CUs Want Boost In Prepaid Corporate Bailout Program To $1 Billion
ALEXANDRIA, Va. – Dozens of credit unions are committing to participating in a proposal allowing them to prepay NCUA assessments for the corporate bailout, with most of them calling for an increase in the program from the $300 million proposed to at least $1 billion.
“I am in favor of the proposal if it will reduce the overall cost of the bailout,” Wayne Bunker, president of Provident CU, wrote in a comment letter to NCUA. “We are flush with liquidity and with investment rates very low the lost opportunity cost will be less than the reduced assessment.”
But most commenters agree the $300 million cap NCUA would put on the program would not be enough to make a meaningful difference in the final costs of the bailout and called for an increase to as much as $1 billion or $2 billion.
“We don’t believe that credit unions will participate as much in the aggregate with a $300 million minimum as they would with a $1 billion minimum,” wrote Steve Smith, CFO for Sharonview FCU. “Therefore, the higher the minimum, the higher the participation, and the greater the benefit to those credit unions who need it the most.”
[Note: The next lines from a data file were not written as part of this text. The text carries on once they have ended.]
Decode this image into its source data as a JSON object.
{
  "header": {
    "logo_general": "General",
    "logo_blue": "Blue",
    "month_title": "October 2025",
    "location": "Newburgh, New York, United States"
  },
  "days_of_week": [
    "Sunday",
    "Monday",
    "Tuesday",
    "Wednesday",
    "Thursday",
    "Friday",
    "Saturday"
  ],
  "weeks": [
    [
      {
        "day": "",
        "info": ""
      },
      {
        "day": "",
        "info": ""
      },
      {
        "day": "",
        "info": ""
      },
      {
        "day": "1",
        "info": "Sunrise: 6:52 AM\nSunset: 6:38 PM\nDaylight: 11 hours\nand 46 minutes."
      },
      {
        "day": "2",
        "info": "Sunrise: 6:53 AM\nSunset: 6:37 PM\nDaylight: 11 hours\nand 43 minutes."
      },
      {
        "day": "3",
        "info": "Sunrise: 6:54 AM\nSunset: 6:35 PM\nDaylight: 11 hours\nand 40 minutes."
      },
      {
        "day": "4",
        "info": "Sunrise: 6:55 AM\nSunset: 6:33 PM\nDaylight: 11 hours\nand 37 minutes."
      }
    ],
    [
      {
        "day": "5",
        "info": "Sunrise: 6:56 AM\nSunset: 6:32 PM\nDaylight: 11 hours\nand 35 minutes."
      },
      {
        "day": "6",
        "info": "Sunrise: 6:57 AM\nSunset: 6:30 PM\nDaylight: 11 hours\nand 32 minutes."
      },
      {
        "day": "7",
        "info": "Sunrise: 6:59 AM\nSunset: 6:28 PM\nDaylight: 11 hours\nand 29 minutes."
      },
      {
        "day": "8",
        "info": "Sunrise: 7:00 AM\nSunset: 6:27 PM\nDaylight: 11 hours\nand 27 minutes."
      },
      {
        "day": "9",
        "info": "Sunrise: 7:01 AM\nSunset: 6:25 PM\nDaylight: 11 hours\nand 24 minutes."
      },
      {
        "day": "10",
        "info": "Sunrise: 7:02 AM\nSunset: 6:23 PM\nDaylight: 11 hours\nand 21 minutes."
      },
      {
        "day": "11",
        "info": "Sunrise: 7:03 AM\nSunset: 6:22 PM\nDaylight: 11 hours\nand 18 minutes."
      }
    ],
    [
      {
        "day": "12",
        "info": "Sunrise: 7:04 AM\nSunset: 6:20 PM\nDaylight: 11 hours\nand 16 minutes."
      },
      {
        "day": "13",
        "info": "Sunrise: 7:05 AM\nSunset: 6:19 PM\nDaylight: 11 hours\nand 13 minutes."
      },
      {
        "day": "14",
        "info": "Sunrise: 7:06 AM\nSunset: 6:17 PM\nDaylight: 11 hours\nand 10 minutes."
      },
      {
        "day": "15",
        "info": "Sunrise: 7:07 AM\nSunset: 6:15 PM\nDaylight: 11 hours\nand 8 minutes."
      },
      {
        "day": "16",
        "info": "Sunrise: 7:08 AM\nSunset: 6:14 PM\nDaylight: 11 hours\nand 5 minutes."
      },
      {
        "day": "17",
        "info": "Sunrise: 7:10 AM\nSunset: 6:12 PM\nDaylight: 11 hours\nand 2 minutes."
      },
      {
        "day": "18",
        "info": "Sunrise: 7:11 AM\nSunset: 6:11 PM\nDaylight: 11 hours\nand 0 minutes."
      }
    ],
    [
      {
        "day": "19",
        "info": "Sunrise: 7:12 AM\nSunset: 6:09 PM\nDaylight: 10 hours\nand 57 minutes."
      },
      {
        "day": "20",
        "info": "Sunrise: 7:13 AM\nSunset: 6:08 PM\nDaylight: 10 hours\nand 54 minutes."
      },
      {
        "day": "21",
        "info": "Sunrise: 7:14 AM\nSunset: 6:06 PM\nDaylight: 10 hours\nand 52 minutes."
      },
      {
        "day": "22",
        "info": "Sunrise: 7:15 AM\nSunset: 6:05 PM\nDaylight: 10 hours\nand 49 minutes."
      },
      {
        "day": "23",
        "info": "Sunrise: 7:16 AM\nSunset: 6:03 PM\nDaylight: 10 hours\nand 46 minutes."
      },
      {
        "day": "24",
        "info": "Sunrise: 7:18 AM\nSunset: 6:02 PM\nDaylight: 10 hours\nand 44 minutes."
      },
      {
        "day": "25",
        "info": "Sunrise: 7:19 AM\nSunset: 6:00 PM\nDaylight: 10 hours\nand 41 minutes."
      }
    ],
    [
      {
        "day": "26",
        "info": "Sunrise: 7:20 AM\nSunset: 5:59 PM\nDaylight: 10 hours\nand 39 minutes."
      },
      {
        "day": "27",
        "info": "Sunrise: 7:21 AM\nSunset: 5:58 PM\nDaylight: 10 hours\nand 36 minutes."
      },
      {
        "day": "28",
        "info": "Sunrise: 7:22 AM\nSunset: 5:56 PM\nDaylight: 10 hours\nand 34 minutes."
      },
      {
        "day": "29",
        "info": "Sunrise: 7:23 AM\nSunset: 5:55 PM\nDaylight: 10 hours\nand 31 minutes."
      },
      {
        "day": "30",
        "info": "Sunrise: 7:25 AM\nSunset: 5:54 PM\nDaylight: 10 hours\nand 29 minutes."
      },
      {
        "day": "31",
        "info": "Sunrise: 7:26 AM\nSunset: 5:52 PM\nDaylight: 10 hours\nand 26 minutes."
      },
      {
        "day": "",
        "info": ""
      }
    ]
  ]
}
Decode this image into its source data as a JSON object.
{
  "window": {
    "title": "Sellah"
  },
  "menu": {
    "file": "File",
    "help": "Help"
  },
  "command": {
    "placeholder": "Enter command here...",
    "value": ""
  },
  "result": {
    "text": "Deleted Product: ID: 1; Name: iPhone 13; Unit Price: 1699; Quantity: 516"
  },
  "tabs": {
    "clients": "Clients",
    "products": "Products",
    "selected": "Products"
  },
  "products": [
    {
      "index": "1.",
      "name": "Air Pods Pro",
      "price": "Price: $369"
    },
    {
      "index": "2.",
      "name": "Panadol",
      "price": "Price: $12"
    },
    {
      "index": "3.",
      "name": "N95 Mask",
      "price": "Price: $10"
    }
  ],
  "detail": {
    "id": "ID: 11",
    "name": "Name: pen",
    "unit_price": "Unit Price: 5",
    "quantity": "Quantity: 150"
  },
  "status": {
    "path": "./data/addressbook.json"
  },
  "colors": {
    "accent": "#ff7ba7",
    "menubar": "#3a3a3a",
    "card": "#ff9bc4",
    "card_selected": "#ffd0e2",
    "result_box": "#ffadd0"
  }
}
The comments come as NCUA is expected to vote next month on the prepaid program which will allow credit unions to voluntary make payments that will count against their future corporate bailout assessments, potentially lowering the borrowing costs for NCUA, which projects it will need $2.9 billion to fund the corporate bailout by 2013.
Most commenters are calling for a broadening of the program so that credit unions that want to prepay less than the $10,000 minimum may participate, and those that want to pay more than the 36 basis point maximum can do so.
Other commenters urged NCUA to pay a dividend on the voluntary payments or even give the participants a discount on their future bailout assessments not available to non-participants.
But credit unions want more information from NCUA before deciding for sure, including the status of the costs associated with the current program, the performance of the trust holding the assets of the five failed corporate credit unions, and the accounting treatment for the non-interest bearing assets that would be the prepaid assessment. “I wonder if auditors would consider this a non-earning asset since you admit it will not earn dividends,” said Phillip Matous, president of Total Community CU.
Several credit union executives, still angry from the billions of dollars in corporate bailout charges being assessed by NCUA, rejected the proposal of giving NCUA what amounts to an interest-free loan.
“In summary, don't ask for money before it is due,” wrote Bill Before, CFO for Spokane Teachers CU.